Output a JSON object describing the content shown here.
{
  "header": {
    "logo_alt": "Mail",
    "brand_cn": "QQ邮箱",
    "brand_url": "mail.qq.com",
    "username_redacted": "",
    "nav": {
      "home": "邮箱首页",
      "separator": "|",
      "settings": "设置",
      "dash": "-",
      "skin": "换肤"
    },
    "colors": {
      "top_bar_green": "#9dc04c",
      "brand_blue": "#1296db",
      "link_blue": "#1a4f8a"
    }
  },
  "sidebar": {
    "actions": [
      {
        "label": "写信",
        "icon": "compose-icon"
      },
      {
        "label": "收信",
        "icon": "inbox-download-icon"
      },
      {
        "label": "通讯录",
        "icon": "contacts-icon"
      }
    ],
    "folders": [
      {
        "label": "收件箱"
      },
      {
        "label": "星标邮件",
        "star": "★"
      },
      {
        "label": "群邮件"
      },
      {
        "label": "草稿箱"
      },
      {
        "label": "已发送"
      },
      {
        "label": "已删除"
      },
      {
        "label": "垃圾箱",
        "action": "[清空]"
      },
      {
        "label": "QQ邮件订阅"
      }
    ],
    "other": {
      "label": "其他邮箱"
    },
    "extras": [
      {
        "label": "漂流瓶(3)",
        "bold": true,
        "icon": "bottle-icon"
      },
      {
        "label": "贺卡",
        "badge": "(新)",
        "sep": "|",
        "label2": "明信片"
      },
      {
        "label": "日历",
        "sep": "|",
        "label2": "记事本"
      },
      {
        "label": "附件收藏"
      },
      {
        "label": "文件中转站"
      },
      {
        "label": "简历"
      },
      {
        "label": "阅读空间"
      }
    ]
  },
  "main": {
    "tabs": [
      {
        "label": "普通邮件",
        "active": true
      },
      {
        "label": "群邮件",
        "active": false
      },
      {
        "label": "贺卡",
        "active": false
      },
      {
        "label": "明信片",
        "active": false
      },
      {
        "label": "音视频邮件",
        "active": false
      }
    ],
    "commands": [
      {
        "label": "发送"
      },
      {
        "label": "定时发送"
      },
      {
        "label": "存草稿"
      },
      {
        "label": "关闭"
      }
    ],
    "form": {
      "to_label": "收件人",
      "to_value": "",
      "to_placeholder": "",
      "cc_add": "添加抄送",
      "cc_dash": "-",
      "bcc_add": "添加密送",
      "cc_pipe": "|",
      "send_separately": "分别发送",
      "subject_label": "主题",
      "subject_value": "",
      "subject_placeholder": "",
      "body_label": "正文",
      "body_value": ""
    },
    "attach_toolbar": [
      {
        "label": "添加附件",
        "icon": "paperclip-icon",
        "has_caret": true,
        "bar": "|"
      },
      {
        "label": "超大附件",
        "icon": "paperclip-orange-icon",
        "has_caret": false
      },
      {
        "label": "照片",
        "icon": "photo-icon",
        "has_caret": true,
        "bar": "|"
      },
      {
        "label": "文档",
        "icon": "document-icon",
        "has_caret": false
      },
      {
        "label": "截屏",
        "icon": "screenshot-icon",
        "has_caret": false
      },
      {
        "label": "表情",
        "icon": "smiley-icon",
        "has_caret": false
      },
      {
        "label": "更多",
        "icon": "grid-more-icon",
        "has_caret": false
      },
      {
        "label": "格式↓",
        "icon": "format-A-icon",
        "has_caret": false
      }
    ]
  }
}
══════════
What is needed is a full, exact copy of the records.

Output a JSON object describing the content shown here.
{
  "header": {
    "logo_alt": "Mail",
    "brand_cn": "QQ邮箱",
    "brand_url": "mail.qq.com",
    "username_redacted": "",
    "nav": {
      "home": "邮箱首页",
      "separator": "|",
      "settings": "设置",
      "dash": "-",
      "skin": "换肤"
    },
    "colors": {
      "top_bar_green": "#9dc04c",
      "brand_blue": "#1296db",
      "link_blue": "#1a4f8a"
    }
  },
  "sidebar": {
    "actions": [
      {
        "label": "写信",
        "icon": "compose-icon"
      },
      {
        "label": "收信",
        "icon": "inbox-download-icon"
      },
      {
        "label": "通讯录",
        "icon": "contacts-icon"
      }
    ],
    "folders": [
      {
        "label": "收件箱"
      },
      {
        "label": "星标邮件",
        "star": "★"
      },
      {
        "label": "群邮件"
      },
      {
        "label": "草稿箱"
      },
      {
        "label": "已发送"
      },
      {
        "label": "已删除"
      },
      {
        "label": "垃圾箱",
        "action": "[清空]"
      },
      {
        "label": "QQ邮件订阅"
      }
    ],
    "other": {
      "label": "其他邮箱"
    },
    "extras": [
      {
        "label": "漂流瓶(3)",
        "bold": true,
        "icon": "bottle-icon"
      },
      {
        "label": "贺卡",
        "badge": "(新)",
        "sep": "|",
        "label2": "明信片"
      },
      {
        "label": "日历",
        "sep": "|",
        "label2": "记事本"
      },
      {
        "label": "附件收藏"
      },
      {
        "label": "文件中转站"
      },
      {
        "label": "简历"
      },
      {
        "label": "阅读空间"
      }
    ]
  },
  "main": {
    "tabs": [
      {
        "label": "普通邮件",
        "active": true
      },
      {
        "label": "群邮件",
        "active": false
      },
      {
        "label": "贺卡",
        "active": false
      },
      {
        "label": "明信片",
        "active": false
      },
      {
        "label": "音视频邮件",
        "active": false
      }
    ],
    "commands": [
      {
        "label": "发送"
      },
      {
        "label": "定时发送"
      },
      {
        "label": "存草稿"
      },
      {
        "label": "关闭"
      }
    ],
    "form": {
      "to_label": "收件人",
      "to_value": "",
      "to_placeholder": "",
      "cc_add": "添加抄送",
      "cc_dash": "-",
      "bcc_add": "添加密送",
      "cc_pipe": "|",
      "send_separately": "分别发送",
      "subject_label": "主题",
      "subject_value": "",
      "subject_placeholder": "",
      "body_label": "正文",
      "body_value": ""
    },
    "attach_toolbar": [
      {
        "label": "添加附件",
        "icon": "paperclip-icon",
        "has_caret": true,
        "bar": "|"
      },
      {
        "label": "超大附件",
        "icon": "paperclip-orange-icon",
        "has_caret": false
      },
      {
        "label": "照片",
        "icon": "photo-icon",
        "has_caret": true,
        "bar": "|"
      },
      {
        "label": "文档",
        "icon": "document-icon",
        "has_caret": false
      },
      {
        "label": "截屏",
        "icon": "screenshot-icon",
        "has_caret": false
      },
      {
        "label": "表情",
        "icon": "smiley-icon",
        "has_caret": false
      },
      {
        "label": "更多",
        "icon": "grid-more-icon",
        "has_caret": false
      },
      {
        "label": "格式↓",
        "icon": "format-A-icon",
        "has_caret": false
      }
    ]
  }
}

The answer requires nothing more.